╭──

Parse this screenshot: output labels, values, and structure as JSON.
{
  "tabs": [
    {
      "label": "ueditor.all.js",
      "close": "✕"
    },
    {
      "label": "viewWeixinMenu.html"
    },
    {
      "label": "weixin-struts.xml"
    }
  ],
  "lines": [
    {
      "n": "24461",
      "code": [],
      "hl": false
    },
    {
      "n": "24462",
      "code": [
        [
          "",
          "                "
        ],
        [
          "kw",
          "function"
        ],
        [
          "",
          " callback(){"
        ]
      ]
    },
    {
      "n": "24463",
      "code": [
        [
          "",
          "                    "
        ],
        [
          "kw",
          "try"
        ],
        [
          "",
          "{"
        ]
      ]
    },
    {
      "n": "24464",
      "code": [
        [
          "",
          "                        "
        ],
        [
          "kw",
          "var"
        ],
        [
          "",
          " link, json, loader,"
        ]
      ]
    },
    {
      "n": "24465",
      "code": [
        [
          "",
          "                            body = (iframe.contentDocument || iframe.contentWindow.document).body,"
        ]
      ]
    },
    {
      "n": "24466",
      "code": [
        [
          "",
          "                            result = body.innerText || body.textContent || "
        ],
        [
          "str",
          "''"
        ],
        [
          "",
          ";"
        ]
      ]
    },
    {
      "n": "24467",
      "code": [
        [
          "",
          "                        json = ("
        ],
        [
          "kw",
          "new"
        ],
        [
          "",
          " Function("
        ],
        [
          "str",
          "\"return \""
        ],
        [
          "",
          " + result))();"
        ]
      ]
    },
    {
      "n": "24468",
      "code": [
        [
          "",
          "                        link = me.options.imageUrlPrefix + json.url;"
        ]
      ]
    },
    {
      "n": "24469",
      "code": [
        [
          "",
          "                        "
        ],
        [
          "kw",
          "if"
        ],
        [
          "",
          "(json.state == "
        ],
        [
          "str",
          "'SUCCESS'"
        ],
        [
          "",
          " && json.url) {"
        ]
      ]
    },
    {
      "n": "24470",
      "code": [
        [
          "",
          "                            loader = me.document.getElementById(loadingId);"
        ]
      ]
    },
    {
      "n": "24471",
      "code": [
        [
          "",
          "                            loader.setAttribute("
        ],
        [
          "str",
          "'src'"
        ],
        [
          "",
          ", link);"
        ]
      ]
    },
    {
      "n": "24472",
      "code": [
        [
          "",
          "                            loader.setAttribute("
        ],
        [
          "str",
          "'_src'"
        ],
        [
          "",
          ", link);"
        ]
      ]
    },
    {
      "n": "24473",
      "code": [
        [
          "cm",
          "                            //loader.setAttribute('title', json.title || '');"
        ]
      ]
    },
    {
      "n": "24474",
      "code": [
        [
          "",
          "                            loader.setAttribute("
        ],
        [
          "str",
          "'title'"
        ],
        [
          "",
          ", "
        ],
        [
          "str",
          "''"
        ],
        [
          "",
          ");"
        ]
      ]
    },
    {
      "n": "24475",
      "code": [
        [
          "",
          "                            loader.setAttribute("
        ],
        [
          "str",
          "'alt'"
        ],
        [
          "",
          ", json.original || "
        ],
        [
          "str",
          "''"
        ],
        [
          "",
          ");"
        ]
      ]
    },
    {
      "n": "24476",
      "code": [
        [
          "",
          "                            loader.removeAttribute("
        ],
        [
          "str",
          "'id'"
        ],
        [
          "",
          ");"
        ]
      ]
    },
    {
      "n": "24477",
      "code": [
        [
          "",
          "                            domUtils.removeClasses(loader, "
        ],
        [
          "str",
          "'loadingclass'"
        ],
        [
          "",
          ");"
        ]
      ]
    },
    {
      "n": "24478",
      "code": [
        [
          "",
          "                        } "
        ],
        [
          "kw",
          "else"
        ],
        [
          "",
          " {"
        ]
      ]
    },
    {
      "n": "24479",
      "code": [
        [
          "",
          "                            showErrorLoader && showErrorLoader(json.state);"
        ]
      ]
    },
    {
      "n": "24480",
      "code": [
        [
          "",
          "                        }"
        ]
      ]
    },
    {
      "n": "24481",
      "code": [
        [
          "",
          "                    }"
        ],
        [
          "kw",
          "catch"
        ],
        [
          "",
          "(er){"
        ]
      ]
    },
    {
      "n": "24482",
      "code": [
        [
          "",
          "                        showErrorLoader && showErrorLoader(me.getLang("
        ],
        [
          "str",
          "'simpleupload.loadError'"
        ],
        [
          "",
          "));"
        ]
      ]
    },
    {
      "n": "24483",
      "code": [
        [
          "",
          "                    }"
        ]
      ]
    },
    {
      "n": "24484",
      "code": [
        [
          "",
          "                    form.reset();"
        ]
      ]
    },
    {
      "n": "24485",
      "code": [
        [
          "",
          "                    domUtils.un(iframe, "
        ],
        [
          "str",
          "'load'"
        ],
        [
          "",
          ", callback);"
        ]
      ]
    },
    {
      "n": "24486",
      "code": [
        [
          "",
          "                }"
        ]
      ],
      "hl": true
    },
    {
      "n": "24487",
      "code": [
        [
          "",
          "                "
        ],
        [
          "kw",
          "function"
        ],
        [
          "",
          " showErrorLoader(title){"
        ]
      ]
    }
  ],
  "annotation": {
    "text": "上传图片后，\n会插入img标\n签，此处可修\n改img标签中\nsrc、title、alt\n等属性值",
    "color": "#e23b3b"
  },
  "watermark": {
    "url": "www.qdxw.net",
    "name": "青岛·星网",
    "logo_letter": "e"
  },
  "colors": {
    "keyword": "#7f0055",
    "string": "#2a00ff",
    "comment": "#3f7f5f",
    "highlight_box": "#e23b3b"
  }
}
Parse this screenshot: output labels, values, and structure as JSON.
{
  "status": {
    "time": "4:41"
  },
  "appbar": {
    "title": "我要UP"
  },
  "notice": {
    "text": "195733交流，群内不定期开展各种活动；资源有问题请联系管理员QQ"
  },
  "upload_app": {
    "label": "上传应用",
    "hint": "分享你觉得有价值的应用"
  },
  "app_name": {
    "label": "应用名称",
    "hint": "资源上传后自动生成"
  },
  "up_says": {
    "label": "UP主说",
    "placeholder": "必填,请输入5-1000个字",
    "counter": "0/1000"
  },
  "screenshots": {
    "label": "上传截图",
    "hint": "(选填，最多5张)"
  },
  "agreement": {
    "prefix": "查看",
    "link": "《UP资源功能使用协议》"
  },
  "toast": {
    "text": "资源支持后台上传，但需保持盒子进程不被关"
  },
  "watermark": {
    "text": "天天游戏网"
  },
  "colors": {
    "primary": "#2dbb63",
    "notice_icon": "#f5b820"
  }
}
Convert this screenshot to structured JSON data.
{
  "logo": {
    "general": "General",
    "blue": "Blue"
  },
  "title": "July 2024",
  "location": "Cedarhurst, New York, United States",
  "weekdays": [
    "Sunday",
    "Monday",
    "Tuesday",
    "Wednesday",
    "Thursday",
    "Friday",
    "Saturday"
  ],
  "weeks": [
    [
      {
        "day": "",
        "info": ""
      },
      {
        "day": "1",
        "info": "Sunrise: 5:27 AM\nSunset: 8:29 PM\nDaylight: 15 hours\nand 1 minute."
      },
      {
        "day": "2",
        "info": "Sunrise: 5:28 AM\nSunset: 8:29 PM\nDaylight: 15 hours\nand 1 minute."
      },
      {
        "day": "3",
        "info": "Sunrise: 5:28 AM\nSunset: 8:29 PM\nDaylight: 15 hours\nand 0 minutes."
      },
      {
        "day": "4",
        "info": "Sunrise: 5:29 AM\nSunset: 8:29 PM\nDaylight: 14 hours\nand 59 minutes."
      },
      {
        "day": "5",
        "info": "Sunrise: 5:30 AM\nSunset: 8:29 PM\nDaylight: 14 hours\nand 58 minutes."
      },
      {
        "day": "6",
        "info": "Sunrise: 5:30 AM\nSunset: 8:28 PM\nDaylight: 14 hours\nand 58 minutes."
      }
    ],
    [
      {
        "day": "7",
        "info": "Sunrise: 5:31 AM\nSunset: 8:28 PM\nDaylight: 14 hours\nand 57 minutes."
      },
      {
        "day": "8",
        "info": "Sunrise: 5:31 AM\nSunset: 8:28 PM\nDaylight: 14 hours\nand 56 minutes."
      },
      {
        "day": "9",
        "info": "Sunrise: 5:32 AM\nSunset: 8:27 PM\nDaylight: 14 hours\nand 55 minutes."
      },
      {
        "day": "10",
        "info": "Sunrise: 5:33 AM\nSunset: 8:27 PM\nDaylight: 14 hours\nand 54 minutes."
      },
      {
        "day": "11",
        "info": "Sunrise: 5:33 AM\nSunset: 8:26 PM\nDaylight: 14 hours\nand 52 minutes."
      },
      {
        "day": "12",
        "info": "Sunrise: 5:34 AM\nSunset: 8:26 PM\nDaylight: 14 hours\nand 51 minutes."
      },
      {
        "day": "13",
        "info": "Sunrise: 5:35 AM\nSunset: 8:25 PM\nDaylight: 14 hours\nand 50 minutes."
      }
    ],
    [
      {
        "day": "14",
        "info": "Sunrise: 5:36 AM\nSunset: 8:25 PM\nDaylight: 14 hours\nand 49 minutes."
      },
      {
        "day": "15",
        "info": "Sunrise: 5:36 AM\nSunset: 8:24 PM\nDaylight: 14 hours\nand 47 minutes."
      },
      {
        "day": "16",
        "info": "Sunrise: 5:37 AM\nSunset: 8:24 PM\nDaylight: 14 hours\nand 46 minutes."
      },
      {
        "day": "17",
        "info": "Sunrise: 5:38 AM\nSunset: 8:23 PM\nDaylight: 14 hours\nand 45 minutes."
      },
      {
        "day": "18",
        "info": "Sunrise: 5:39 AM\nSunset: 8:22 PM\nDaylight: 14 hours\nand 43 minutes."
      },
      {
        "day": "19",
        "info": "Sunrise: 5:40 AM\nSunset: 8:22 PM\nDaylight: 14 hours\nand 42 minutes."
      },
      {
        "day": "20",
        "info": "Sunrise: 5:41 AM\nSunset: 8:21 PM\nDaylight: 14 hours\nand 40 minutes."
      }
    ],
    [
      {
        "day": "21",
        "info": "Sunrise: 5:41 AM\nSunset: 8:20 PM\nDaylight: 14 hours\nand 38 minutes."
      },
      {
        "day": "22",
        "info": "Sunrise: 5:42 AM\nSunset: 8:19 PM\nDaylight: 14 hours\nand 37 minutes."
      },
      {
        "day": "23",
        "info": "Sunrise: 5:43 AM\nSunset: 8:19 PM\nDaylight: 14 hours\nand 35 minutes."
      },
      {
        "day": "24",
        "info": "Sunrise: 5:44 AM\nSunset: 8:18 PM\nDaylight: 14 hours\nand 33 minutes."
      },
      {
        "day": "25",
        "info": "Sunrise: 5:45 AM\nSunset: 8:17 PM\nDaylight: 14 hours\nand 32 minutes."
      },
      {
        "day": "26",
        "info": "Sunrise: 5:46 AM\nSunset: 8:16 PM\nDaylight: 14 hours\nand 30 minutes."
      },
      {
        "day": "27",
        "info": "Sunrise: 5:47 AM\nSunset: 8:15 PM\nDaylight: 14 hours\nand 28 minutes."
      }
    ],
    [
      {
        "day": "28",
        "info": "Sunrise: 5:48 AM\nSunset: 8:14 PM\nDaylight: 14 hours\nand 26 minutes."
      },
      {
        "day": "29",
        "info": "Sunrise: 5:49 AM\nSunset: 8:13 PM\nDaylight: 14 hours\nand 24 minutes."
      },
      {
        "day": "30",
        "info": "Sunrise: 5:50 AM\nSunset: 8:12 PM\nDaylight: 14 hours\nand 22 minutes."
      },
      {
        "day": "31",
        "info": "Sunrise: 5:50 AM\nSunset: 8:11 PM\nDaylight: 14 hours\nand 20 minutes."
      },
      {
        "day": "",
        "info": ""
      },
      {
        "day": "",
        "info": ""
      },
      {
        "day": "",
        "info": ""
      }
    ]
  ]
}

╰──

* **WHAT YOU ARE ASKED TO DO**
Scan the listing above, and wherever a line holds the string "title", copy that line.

* **RESULT**
          "                            //loader.setAttribute('title', json.title || '');"
          "'title'"
          " showErrorLoader(title){"
    "text": "上传图片后，\n会插入img标\n签，此处可修\n改img标签中\nsrc、title、alt\n等属性值",
    "title": "我要UP"
  "title": "July 2024",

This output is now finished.